If you need to change lanes while driving in front of a semi or other large truck, gauge your distance carefully. Give a minimum of a ten car length buffer between yourself and the truck before negotiating the change. A good measure to use is to look through your rearview mirror and determine whether or not you can clearly see both of the truck’s headlights. If you can, there may be enough distance between the two of you.
Truck drivers maintain a significant cushion between themselves and the vehicle in front of them. Many drivers see that extra space as a spot to be filled, so they merge into the lane in front of the trucker. The problem is that the trucker must then brake in order to create the same cushion of space he had created with the original car. if you are driving in front of a truck, monitor your distance by always making sure you can see his headlights. That way, if you need to stop, the trucker also has enough room to safely stop without running into you.
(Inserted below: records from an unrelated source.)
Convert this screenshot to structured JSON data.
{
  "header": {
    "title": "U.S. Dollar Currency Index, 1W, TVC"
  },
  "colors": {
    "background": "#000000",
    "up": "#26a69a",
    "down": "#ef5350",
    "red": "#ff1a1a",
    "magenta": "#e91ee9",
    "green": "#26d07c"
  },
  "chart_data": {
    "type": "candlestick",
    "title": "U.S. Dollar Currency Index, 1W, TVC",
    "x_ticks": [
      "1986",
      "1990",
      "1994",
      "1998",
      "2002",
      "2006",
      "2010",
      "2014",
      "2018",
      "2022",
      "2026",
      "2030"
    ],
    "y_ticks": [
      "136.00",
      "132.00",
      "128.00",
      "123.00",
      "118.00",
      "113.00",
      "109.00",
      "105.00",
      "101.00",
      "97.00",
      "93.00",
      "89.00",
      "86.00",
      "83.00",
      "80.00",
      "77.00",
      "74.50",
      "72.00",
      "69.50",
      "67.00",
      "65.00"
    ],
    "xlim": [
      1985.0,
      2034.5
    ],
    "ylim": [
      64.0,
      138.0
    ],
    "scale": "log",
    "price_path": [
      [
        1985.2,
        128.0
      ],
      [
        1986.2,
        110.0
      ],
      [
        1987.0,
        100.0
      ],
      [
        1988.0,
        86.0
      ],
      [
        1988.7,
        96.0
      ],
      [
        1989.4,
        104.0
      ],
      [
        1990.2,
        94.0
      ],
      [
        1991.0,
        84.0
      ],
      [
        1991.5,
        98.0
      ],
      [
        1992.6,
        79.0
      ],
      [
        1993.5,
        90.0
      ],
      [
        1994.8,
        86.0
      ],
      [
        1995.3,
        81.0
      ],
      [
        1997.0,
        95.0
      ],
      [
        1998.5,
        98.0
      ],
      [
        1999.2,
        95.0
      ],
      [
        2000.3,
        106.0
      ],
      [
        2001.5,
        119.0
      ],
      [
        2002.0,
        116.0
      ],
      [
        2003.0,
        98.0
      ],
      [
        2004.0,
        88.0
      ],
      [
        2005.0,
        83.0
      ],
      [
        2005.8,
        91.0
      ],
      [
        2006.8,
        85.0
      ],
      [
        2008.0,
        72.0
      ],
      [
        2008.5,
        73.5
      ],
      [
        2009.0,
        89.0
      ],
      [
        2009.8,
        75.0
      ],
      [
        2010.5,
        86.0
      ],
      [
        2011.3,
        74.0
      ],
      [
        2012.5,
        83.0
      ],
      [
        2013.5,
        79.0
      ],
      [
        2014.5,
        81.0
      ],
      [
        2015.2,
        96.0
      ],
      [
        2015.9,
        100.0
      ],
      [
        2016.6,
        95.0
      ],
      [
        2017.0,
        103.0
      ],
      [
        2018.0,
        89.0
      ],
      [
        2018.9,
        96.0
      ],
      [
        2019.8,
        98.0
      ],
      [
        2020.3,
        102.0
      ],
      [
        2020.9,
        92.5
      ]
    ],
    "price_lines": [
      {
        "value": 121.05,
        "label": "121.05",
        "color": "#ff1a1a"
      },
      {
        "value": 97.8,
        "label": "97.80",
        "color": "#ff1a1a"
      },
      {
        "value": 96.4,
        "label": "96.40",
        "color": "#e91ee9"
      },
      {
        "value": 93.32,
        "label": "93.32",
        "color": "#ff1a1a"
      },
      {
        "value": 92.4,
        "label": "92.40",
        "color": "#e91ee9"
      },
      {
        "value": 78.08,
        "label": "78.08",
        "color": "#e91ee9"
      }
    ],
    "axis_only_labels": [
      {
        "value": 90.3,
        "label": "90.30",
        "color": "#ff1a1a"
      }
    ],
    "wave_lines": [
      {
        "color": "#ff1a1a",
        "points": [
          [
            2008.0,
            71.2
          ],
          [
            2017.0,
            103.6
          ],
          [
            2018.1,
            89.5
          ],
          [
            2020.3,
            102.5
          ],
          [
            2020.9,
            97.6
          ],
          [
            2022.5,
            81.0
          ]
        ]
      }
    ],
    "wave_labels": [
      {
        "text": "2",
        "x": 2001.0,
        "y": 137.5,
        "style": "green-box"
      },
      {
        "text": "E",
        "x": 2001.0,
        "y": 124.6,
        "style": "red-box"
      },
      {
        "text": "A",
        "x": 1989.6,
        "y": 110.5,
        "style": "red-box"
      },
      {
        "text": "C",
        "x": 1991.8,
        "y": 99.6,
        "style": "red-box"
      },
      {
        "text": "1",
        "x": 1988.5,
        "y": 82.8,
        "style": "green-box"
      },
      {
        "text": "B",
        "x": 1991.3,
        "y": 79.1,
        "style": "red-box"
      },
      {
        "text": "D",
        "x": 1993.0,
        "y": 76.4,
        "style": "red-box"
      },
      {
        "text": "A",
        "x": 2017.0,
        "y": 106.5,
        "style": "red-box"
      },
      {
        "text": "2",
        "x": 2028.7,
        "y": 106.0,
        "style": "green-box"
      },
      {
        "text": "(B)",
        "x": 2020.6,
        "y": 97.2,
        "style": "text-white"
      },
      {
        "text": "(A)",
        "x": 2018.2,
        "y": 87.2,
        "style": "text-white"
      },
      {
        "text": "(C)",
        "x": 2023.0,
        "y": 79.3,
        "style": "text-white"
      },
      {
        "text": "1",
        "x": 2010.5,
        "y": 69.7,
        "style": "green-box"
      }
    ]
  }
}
When traveling behind a big truck, keep a distance of a minimum of 20 to 25 car lengths. Otherwise, the truck driver will not be able to see you through his side view mirrors, and that could have disastrous consequences if he suddenly decides to change lanes.
When a car is driving next to a truck, it can easily go undetected by the truck driver. If your vehicle is positioned alongside a truck and you are unable to see the truck driver’s face in his side view mirror, then he can’t see you either. Do not hover along the side of a truck. Either get behind it or in front of it as soon as is safely possible.
Along the same lines, when you pass a truck, don’t linger. Negotiate the action as quickly as is reasonably possible. Also, never pass a truck on its right side. The truck driver’s blind spot on his right extends the entire length of his truck, and it continues out for three lanes. Always pass on the left.
The Federal Motor Carrier Safety Administration (FMCSA) reports that there were 3,802 large trucks involved in fatal crashes in the United States in 2012, a 5% increase from 2011. While the number of accidents and fatalities differs from state to state, the danger exists on all of our nation’s roads. Some states, like New Hampshire and Vermont report consistently low numbers, while other states, such as Missouri and Georgia regularly have a high number of truck-related accidents. In fact, according to Sansone & Lauber , some 6,000 injury cases in Missouri alone can be attributed to large trucks. When you are on the road and you see a large truck, drive defensively, keep your distance, and make sure the driver can see you. It could literally save your life.